== Segment start ==

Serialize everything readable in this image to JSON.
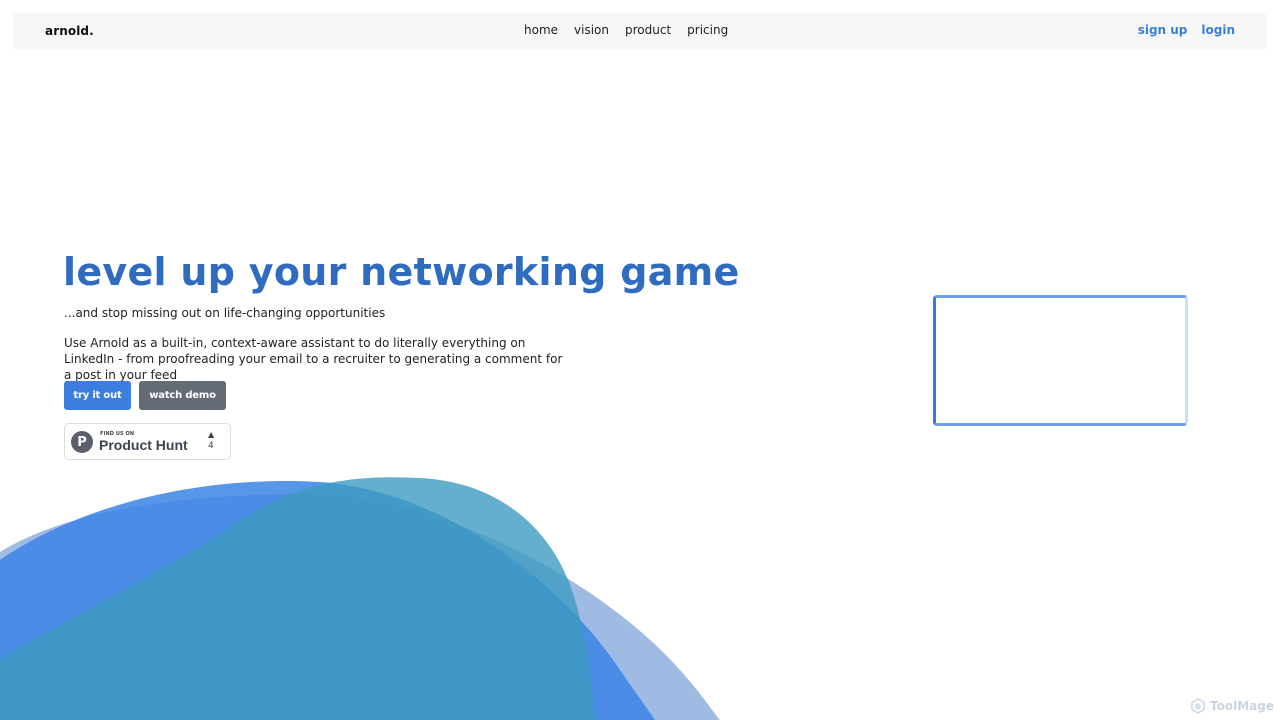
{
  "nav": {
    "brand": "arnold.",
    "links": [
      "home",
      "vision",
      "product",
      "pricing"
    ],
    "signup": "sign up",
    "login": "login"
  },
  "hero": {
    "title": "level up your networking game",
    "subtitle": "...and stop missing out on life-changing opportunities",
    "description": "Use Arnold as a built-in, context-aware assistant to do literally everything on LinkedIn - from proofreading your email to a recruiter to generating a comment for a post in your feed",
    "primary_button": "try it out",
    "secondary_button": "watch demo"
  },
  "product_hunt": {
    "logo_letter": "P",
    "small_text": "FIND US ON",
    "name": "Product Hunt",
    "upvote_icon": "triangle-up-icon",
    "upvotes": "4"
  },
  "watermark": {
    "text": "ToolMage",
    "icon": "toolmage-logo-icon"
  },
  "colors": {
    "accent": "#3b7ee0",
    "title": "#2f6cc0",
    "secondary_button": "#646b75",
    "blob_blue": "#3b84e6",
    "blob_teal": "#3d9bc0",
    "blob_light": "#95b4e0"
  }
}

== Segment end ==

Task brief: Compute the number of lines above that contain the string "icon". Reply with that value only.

Output: 2